Assault & Battery
Our Assault & Battery Experience
We have been very successful in defending aggravated battery, felony battery, and misdemeanor battery at trial. We have received acquittals after trial in all three categories. We have also received acquittals in all aggravated assault charges that have been taken to trial by this office.
We also have been successful in having charges reduced from an aggravated assault with a firearm requiring a three year minimum mandatory sentence to an improper exhibition of a firearm, an reducing a felony battery to a misdemeanor battery.
In all criminal cases, the fact that you are arrested for a certain offense does not mean the prosecutor has to charge you with that same offense or charge you with any offense. Early intervention before the State Attorney’s Office has completed its investigation can lead to the dismissal of your case or a reduction in the charge.
Definition of Battery
Battery in the state of Florida is defined as intentional touching against someone’s will. That includes something as minor as spitting on someone, or some other touching that does not result in any injury.
Misdemeanor or Felony Battery
There is misdemeanor battery and felony battery depending on the injury of the alleged victim or the prior record of the accused. The severity of the classifications of felony battery also depends on the extent of the injury involved and the accused’s prior record.
Aggravated battery is a battery offense that is taken seriously in the state of Florida, scoring mandatory prison, and is defined as either serious injury (i.e. permanent scaring) or using a deadly weapon.
Assault is the intent to commit a battery, where the battery does not occur. The classic example is trying to strike someone and that person manages to jump out of the way.
An aggravated assault would involve the use of a weapon. An aggravated assault with a firearm could be waving or pointing a handgun at someone. A conviction for an aggravated assault with a firearm would mandate a three year minimum mandatory sentence, unless the individual qualified for a youthful offender departure.
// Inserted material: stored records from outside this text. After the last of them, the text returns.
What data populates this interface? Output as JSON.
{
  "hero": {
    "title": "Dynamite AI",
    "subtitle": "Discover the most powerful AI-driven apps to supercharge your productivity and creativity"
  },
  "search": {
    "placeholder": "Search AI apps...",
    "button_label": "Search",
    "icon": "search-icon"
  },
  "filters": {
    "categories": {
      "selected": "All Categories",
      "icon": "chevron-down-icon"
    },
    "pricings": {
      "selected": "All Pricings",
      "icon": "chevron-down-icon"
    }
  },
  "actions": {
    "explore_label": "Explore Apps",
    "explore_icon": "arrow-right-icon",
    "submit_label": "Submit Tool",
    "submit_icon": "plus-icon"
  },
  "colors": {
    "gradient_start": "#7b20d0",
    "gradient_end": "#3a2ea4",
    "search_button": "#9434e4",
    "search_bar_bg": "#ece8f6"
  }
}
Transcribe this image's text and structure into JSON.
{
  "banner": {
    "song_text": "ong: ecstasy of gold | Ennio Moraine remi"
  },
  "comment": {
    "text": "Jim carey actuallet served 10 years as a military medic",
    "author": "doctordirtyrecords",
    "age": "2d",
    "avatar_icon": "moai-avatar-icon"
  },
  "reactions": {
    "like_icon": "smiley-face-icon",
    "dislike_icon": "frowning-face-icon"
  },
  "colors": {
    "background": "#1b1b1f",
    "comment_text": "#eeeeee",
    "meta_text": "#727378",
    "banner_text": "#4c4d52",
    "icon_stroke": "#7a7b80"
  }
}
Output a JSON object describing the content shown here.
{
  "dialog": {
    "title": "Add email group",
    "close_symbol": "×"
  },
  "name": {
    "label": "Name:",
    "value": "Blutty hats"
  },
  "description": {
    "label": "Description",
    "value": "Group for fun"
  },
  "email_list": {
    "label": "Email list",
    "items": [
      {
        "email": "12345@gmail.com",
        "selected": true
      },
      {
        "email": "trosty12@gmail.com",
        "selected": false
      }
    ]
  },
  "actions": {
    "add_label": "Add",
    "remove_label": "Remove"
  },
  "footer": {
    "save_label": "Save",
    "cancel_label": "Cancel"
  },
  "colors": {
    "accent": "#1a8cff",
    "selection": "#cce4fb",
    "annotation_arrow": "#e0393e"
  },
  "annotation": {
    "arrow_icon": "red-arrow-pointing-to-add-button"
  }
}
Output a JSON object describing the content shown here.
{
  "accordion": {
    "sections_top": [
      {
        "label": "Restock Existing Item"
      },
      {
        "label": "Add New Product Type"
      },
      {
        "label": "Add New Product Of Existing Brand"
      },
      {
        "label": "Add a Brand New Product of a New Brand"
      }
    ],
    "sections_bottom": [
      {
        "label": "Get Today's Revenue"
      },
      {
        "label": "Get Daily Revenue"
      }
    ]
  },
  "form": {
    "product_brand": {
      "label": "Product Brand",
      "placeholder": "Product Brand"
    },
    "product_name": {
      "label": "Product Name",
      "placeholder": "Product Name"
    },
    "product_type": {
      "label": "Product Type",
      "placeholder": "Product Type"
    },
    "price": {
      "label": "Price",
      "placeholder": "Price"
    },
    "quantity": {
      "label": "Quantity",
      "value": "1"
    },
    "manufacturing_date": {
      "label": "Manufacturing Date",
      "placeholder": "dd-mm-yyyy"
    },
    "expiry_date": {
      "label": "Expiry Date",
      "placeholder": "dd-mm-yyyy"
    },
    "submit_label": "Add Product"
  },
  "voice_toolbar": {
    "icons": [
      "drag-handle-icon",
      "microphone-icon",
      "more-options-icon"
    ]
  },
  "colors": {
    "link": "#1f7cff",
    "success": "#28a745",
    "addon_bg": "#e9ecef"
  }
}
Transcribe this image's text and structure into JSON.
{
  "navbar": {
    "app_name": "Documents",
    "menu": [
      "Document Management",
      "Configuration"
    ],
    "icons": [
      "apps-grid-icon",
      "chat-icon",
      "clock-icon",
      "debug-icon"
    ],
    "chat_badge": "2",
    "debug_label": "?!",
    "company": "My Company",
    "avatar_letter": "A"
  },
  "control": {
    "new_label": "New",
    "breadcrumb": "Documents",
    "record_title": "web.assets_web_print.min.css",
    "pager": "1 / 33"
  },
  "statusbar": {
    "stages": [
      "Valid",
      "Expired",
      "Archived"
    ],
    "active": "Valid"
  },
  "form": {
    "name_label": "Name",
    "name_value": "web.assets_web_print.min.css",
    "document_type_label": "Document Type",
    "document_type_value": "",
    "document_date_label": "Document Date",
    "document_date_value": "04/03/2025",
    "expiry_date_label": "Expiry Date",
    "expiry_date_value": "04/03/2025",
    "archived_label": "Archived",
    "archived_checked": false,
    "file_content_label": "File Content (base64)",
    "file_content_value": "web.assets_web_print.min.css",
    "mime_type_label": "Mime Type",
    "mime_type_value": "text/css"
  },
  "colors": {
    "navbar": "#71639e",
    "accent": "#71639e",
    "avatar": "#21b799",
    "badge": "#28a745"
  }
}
You do not need to discharge a weapon for it to qualify as an aggravated assault. Simply pointing the gun at someone can qualify as an aggravated assault.